**EXERCISE REQUIREMENTS:**
In the material below, the lines containing the word "this" are required; copy each of them.

**SUPPLIED RECORDS:**

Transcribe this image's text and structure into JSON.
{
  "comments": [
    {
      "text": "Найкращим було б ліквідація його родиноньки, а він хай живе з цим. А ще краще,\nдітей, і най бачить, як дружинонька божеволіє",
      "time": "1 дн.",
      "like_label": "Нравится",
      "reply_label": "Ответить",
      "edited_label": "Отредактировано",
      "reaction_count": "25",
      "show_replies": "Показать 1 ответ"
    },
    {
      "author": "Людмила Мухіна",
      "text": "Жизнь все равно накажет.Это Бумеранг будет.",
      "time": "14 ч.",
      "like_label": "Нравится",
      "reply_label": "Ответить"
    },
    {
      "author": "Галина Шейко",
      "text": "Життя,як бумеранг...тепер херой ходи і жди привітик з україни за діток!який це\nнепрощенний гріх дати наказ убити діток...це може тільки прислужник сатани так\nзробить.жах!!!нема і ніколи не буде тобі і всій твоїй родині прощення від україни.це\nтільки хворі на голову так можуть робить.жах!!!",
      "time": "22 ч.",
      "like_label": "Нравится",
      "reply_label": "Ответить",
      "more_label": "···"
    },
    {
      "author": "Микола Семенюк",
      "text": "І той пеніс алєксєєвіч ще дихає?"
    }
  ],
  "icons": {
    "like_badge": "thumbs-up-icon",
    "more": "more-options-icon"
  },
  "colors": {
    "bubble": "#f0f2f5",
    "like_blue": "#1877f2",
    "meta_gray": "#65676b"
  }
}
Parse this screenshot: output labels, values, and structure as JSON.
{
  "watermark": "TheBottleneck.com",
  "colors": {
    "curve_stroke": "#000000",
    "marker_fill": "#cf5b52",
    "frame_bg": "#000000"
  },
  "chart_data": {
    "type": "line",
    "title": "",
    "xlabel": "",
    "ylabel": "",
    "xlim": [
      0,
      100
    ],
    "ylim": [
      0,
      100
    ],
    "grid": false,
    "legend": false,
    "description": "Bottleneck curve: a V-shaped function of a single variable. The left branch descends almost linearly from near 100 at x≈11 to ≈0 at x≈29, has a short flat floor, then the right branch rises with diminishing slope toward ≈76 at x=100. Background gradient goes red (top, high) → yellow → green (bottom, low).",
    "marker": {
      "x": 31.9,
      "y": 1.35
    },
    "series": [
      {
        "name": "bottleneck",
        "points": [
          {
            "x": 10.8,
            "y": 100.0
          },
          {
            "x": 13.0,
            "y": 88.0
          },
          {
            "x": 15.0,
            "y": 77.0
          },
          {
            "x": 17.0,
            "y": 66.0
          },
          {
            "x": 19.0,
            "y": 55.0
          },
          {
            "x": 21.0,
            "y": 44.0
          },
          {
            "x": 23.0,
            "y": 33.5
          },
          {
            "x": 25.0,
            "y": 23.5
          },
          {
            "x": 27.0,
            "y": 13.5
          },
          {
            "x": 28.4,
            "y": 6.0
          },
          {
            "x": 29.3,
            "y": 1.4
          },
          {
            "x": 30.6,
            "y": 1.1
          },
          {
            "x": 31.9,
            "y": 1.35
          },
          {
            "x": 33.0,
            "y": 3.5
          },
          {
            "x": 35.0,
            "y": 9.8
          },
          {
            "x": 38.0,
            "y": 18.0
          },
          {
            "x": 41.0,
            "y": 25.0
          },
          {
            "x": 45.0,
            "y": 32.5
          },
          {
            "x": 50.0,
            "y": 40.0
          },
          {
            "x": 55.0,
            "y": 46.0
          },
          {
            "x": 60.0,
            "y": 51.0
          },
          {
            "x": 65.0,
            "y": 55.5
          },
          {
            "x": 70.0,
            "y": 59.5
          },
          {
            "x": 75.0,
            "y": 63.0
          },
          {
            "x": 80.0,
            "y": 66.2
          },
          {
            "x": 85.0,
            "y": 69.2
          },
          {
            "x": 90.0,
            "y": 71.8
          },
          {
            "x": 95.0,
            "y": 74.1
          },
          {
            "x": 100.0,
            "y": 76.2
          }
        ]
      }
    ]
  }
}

**RESPONSE TO THE EXERCISE:**
Transcribe this image's text and structure into JSON.
Parse this screenshot: output labels, values, and structure as JSON.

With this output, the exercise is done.